Using MLA Style

  • Title all essays with a title specific to the content and scope.

  • Double space all essays, observe one inch margins, and use 12 pt. type with no fanciness such as special typefaces or boldfaced type.

  • Number all pages after the first one.

  • Give page references in parentheses after each paraphrase, indirect quotation, and direct quotation. In short quotations, the parenthetical reference goes outside the quotation marks but inside the end punctuation. In long quotations, the parenthetical reference appears two spaces after the end punctuation.

  • Short quotations--quotations of three lines or less--appear as part of your own sentence, with a helpful introductory phrase, and they are enclosed in a pair of double quotation marks. The end punctuation goes inside the quotation marks. In the special case where you might be quoting poetry, indicate the line breaks by using a slash at each break.
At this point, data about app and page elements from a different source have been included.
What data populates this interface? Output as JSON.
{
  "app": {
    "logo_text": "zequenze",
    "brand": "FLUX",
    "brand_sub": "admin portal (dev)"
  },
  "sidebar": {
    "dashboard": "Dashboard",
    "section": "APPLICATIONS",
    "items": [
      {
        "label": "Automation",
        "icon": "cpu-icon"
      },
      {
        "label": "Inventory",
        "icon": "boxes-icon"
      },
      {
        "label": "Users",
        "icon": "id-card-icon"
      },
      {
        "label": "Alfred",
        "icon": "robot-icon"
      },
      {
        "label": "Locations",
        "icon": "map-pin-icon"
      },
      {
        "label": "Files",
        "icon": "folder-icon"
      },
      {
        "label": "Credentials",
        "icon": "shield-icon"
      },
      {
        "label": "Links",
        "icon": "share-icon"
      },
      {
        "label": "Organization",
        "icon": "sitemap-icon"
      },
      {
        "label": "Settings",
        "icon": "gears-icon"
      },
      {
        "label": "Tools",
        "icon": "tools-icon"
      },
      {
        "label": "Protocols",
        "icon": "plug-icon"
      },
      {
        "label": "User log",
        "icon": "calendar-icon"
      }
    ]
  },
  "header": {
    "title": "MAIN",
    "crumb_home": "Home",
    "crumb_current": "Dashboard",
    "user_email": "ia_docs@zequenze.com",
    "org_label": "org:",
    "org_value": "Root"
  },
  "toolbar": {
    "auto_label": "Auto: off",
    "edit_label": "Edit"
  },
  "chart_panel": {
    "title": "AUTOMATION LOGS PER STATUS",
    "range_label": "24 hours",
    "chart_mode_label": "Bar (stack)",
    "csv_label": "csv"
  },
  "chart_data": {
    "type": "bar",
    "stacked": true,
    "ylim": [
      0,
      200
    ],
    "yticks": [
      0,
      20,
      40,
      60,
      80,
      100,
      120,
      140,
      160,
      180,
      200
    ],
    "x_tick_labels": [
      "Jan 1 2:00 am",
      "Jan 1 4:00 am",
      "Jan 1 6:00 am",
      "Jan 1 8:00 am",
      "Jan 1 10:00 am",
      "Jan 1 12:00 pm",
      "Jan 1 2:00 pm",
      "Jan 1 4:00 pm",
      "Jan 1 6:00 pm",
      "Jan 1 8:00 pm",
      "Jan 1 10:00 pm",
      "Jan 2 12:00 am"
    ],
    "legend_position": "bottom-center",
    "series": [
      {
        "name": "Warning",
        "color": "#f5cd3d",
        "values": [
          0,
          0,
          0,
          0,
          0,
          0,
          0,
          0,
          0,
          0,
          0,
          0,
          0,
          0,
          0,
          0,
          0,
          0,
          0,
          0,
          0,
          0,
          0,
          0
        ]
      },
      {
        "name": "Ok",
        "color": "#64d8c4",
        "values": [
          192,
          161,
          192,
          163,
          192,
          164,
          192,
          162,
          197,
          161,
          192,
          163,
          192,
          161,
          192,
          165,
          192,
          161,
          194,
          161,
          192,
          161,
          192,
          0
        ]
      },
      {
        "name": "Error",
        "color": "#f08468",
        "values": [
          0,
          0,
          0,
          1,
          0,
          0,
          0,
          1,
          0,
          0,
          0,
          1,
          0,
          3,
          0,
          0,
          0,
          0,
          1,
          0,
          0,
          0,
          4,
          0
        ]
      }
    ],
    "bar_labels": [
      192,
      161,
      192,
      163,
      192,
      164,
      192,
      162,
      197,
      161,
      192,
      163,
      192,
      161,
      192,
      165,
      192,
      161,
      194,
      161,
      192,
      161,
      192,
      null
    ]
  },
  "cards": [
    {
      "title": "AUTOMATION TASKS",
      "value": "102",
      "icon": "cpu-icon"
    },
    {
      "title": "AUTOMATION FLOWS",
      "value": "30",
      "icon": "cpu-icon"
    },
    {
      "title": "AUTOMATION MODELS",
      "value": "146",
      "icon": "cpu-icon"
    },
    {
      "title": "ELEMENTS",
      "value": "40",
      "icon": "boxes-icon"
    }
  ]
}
  • Long quotations--quotations of more than three lines--are indented two tab stops from the left margin only: they extend to the right margin (highlight the quoted material, select "indent" rather than "center" or "tab," and indent twice). Long quotations are double spaced just as the rest of the essay is, and there is no extra space before or after the quotation. Indenting takes the place of quotation marks, so do not enclose long quotations in quotation marks. In the special case where you might be quoting poetry, begin each new line of poetry on a new line on your page: do not use slashes.

  • For your "works cited" list, select "hanging indent" for each entry. Every line in the list is double-spaced, just like the rest of the essay, with no extra space in between entries.

  • Use ellipses only to indicate that you have omitted material from the middle of a quotation. Your reader will assume that there is material before and after, so do not begin or end a quotation with ellipses. Do not use ellipses if you are not quoting. Remember that ellipses are periods with a space before and after each one. If the end of a sentence comes in the part of the quotation you are omitting, use four spaced periods; otherwise, use three.

  • Use brackets (not parentheses) to indicate that you have added or changed material in quotation. Do this rarely, only when it is absolutely necessary to explain something that the quotation leaves unclear. Chances are that most explanations can be made before or after the quotation or that you can begin or end the quotation at a point that will make such an explanation unnecessary.

  • Do not interchange hyphens for dashes--they are very different marks of punctuation. Dashes are formed by typing two hyphens with no spaces before or after, as in the sentence above. Microsoft Word will create a dash automatically for you when you form a dash this way.

  • Pay attention when your word processor marks what it considers to be a spelling or grammar error. Microsoft Word underlines spelling mistakes with a jagged red line and grammar problems with a jagged green line. Do not consider your proofreading complete by just responding to these colored lines, however. Microsoft Word considers their and there as correctly spelled words but may not consider their different meanings and the embarrassment it could cause you to use one in the place of another. Train your eyes to look for possible errors, or partner with someone in the class and read each other's papers to check for errors.



John D. Tatter, Birmingham-Southern College,